Southern right whales have a similar migration pattern; in the southern hemisphere this is north for the winter and south for the summer. However, they do not travel as far. The population that calves off the Australian coastline mostly spends its time on the southern region of the continent. Pt. Ann is a known viewing site where many southern right whales can be seen from the cliffs. Southern right whales are endangered, and the total numbers in the population that visits Australia’s coastline are still in the low thousands. As the numbers have grown they have spread out, re-establishing former calving grounds – Geographe Bay being one of them. In recent history, they are only occasionally seen north of Rottnest island.
When they are seen in Geographe Bay they are usually resting. The mothers prefer to take their calves into the small bays around Cape Naturaliste, where there is potentially greater protection.
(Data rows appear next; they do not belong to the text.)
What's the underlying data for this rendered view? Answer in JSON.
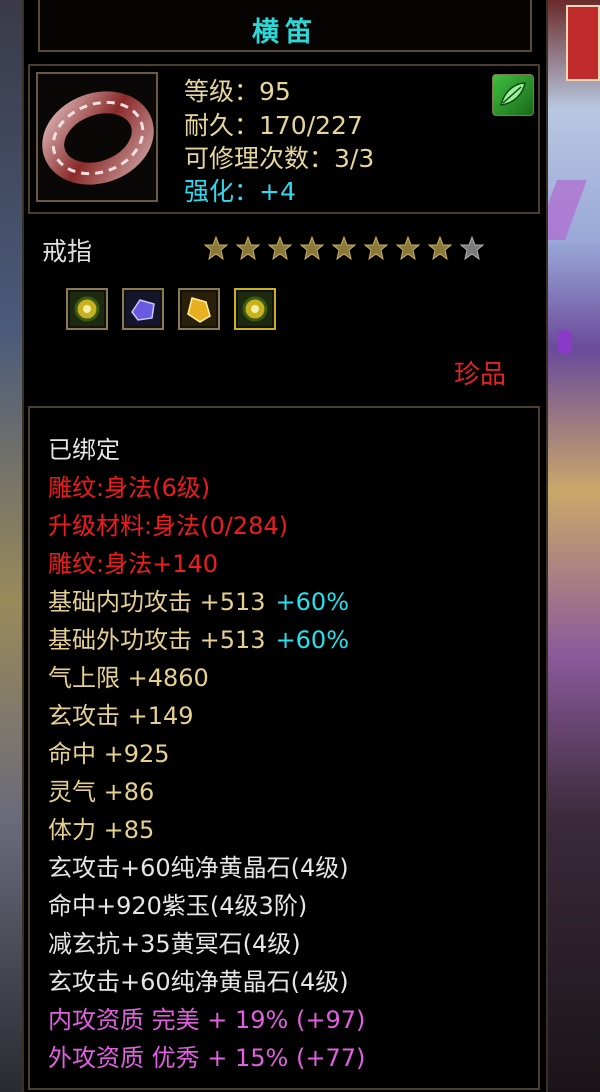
{
  "item": {
    "name": "横笛",
    "level": "等级：95",
    "durability": "耐久：170/227",
    "repair_count": "可修理次数：3/3",
    "enhance": "强化：+4",
    "type": "戒指",
    "stars_filled": 8,
    "stars_total": 9,
    "rarity": "珍品",
    "class_icon": "green-leaf-icon",
    "slot_gems": [
      "yellow-orb-gem-icon",
      "purple-crystal-gem-icon",
      "gold-crystal-gem-icon",
      "yellow-orb-gem-icon"
    ]
  },
  "attributes": [
    {
      "text": "已绑定",
      "color": "white"
    },
    {
      "text": "雕纹:身法(6级)",
      "color": "red"
    },
    {
      "text": "升级材料:身法(0/284)",
      "color": "red"
    },
    {
      "text": "雕纹:身法+140",
      "color": "red"
    },
    {
      "text": "基础内功攻击 +513",
      "pct": "+60%",
      "color": "gold"
    },
    {
      "text": "基础外功攻击 +513",
      "pct": "+60%",
      "color": "gold"
    },
    {
      "text": "气上限 +4860",
      "color": "gold"
    },
    {
      "text": "玄攻击 +149",
      "color": "gold"
    },
    {
      "text": "命中 +925",
      "color": "gold"
    },
    {
      "text": "灵气 +86",
      "color": "gold"
    },
    {
      "text": "体力 +85",
      "color": "gold"
    },
    {
      "text": "玄攻击+60纯净黄晶石(4级)",
      "color": "white"
    },
    {
      "text": "命中+920紫玉(4级3阶)",
      "color": "white"
    },
    {
      "text": "减玄抗+35黄冥石(4级)",
      "color": "white"
    },
    {
      "text": "玄攻击+60纯净黄晶石(4级)",
      "color": "white"
    },
    {
      "text": "内攻资质 完美 + 19% (+97)",
      "color": "pink"
    },
    {
      "text": "外攻资质 优秀 + 15% (+77)",
      "color": "pink"
    }
  ],
  "colors": {
    "title": "#2ed6d6",
    "enhance": "#33d8ee",
    "rarity": "#e02424",
    "red": "#ee1c1c",
    "gold": "#e6d090",
    "cyan": "#26e0ee",
    "pink": "#e060e0"
  }
}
Unfortunately, this makes them prime targets for private boats, jet skis, kayaks who illegally approach them again and again until they move on to quieter areas. This extra expenditure of energy may mean that calves will have less milk. So little is known about the southern right whales that we do not know how this constant disturbance affects the survival rate of the young calves.
We typically record about 60-80 sightings of SRW’s in Geographe Bay each year. Based on photo ID taken over the last decade, drone photos taken since 2015, and the monitoring records of volunteers at Cape Naturaliste, the number of whales calving in the area and periods of stay meet the requirements to be classified as “an emerging aggregation area” for southern right whales.
Based on photoID taken over the last decade, drone photos taken since 2015, and the monitoring records of volunteers at Cape Naturaliste has been shown to meet the requirements to be classified as “an emerging aggregation area” for Southern Right Whales. This classification will be an important input to any reviews of the management plans for the recovery of this endangered species.